Hand-in-Glove New Orleans
Hand-in-Glove kicks off today! Rachel Gorman reports on the itinerant conference and its goals.
Lately it seems like I am constantly in a conversation about “the future of St. Claude.” What at one time might have been called a creative community experiment has, in recent years, become a well-established Arts District: influential enough to be referenced as the regular (if geographically narrow) shorthand for New Orleans’ exploding contemporary visual arts scene. But with St. Claude’s previously inconceivable success now a given (and the rewards of future development more palpable than ever), attention has been increasingly focused on how to maintain momentum in the face of new challenges.
Everyone phrases concerns differently: artists pass through New Orleans but don’t settle here; national press outlets, and especially art magazines, don’t pay close enough attention to the work; there isn’t a large enough collector base to support it. But these concerns ultimately boil down to William S. Burroughs’ famous quote—“When you stop growing, you start dying.” St. Claude’s artist collectives, and the city’s contemporary arts community at large, has got to find a way to grow, adapt, change—anything but die.
To that end, collective representatives Bob Snead and Gracie Goodrich (Antenna/Press Street), Sophie Lvoff and Tameka Norris (Good Children), and Angela Berry and Brooke Pickett (The Front) have helped organize Hand-in-Glove New Orleans, a three-day forum and series of events taking place this weekend. Initially organized by threewalls in Chicago in 2011, the itinerant conference was created in order to “start a national conversation on creative activity happening outside of traditional institutions.” Now in its second iteration, Hand-in-Glove provides a solution-oriented platform for grassroots organizations and arts spaces to come together and address commonly held concerns.
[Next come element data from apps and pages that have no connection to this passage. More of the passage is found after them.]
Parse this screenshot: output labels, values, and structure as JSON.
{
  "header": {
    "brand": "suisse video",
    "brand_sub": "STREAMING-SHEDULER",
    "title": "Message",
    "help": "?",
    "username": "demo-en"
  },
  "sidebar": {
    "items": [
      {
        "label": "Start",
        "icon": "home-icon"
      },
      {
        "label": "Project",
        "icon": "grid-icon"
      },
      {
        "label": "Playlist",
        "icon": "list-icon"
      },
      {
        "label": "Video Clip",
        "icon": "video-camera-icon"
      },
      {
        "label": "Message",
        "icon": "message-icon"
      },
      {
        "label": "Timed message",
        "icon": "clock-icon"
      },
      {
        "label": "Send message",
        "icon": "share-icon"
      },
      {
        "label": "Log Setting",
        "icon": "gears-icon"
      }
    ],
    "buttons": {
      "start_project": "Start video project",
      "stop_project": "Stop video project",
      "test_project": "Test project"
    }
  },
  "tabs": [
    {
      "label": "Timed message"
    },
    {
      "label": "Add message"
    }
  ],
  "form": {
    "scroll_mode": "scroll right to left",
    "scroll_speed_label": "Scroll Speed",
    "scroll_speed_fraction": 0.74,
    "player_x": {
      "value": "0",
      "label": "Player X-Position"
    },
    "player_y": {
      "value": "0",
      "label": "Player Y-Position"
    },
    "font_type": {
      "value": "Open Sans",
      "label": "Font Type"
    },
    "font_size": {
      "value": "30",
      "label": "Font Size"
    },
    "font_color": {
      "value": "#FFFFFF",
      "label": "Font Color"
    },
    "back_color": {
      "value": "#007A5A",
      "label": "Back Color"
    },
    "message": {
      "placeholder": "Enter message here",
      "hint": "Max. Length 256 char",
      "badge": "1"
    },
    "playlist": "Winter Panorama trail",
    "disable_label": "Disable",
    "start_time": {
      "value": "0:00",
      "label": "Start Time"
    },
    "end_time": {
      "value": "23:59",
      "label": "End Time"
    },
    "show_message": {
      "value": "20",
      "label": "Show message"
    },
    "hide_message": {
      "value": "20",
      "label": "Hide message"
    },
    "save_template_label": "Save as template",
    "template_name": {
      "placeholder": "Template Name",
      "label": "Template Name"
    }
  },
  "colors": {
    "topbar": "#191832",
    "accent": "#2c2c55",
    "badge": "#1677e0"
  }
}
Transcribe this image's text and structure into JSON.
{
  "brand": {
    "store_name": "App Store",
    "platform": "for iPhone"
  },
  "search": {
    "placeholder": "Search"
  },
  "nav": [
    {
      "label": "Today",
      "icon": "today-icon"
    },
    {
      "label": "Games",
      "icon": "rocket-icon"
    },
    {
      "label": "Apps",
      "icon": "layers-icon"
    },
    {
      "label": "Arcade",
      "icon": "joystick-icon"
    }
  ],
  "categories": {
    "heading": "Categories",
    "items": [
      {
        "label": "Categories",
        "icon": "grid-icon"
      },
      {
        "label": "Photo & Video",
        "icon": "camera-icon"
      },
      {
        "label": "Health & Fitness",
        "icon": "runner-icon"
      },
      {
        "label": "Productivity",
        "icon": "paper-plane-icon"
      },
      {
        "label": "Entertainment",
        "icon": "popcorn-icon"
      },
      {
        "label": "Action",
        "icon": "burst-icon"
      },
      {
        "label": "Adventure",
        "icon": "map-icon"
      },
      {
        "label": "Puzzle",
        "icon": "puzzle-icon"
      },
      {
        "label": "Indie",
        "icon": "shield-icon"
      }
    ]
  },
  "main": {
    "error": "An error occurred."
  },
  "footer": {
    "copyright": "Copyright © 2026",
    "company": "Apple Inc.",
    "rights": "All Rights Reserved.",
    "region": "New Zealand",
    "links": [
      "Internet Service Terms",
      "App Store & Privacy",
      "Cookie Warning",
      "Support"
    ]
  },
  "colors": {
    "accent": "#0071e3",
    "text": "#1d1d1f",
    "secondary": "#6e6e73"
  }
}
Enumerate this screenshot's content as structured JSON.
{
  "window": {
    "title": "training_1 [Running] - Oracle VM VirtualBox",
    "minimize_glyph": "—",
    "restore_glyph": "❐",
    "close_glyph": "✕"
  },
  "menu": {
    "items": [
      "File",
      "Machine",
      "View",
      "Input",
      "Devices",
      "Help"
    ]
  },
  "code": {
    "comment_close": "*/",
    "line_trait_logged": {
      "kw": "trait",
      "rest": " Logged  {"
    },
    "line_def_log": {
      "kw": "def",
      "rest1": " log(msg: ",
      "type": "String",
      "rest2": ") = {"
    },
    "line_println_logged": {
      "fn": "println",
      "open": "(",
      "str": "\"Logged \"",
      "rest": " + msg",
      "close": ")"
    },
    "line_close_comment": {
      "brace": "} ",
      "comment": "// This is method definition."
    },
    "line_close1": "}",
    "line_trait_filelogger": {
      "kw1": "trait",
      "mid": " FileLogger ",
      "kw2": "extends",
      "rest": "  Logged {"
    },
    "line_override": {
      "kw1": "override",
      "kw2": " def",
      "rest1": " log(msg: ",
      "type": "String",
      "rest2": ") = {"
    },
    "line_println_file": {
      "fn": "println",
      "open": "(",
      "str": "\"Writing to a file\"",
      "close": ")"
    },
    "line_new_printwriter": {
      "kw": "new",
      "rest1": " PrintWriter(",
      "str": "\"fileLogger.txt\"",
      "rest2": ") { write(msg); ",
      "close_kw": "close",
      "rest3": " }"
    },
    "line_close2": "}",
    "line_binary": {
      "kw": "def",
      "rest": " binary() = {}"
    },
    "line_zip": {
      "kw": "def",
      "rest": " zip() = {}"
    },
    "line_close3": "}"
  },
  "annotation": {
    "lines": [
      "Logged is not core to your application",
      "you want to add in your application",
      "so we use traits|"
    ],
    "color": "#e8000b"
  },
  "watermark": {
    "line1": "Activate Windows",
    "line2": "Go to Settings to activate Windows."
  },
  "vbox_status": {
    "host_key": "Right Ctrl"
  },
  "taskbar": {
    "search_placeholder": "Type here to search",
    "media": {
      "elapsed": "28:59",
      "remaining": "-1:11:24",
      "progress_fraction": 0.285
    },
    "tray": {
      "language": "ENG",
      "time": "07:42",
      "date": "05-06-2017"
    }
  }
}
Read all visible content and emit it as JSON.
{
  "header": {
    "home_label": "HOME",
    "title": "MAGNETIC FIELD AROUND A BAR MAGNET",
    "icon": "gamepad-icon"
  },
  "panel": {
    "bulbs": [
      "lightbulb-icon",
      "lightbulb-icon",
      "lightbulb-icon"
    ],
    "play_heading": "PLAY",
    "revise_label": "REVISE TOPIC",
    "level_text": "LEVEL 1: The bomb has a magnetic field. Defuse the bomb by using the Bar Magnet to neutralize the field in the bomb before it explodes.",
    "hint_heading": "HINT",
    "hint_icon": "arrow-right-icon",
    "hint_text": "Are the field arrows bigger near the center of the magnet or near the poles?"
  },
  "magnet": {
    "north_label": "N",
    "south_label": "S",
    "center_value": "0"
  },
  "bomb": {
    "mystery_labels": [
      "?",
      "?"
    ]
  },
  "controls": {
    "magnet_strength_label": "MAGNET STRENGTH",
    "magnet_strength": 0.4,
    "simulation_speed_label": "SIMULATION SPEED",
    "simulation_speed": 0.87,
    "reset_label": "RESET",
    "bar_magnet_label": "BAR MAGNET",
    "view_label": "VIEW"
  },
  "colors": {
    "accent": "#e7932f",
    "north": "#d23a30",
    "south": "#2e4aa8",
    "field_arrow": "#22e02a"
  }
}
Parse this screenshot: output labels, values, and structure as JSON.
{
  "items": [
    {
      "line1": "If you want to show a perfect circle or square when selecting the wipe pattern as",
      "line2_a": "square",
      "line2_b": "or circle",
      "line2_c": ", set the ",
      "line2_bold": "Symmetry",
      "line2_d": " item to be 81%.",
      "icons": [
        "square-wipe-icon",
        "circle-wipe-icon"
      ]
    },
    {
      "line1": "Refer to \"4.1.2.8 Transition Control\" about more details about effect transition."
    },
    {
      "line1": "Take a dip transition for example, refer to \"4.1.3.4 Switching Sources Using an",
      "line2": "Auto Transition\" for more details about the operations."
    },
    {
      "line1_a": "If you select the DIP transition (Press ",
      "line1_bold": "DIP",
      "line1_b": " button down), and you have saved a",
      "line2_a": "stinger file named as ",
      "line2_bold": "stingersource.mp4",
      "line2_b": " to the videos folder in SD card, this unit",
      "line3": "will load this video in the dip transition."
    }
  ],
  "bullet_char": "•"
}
Though Chicago and New Orleans’ arts communities face distinct challenges, New Orleans-based co-organizer Sophie Lvoff sees “parallels” between the two scenes, recognizing that “dialogue between like-minded spaces” could promote community collaboration and exchange of best practices.
Hand-in-Glove New Orleans kicks off today, October 17, with a keynote address from Martha Wilson, a pioneering feminist artist and gallery director well-versed in the obstacles alternative spaces (both brick-and-mortar and online) face in promoting themselves and the grassroots arts movement of which they are a part. The conference includes two panel discussions featuring local and national experts on the topics "Ways of Being" and "Strategies of Sustainability," as well as a number of other activities, each meant to explore and inspire a spirit of engagement. Collaboration is at the core of the weekend: an exhibition opening of work by Alyssa Dennis at Parse on Friday doubles as a pick-up location for the next round of THE DROP, while a Works Progress dinner at the Joan Mitchell Center on Saturday provides an informal setting that organizers hope will further strengthen bonds over food, so that participants are more willing to work together down the line to raise public awareness about art in New Orleans.
Providing forums to explore ideas and build coalitions is only part of the equation. Lvoff is excited that Hand-in-Glove is drawing visitors from arts organizations around the country, some for the first time, to New Orleans. Organizers have planned multiple led and self-guided tours of art spaces in the city with the explicit intention of giving “out-of-town people a chance to come and see what is happening here, to let people know that we are here,” Lvoff said, drumming up interest in New Orleans that she hopes will extend beyond time spent within the city limits.
Hand-in-Glove takes place October 17-20 at various locations in New Orleans. For a full list of events, visit hand-in-glove.org.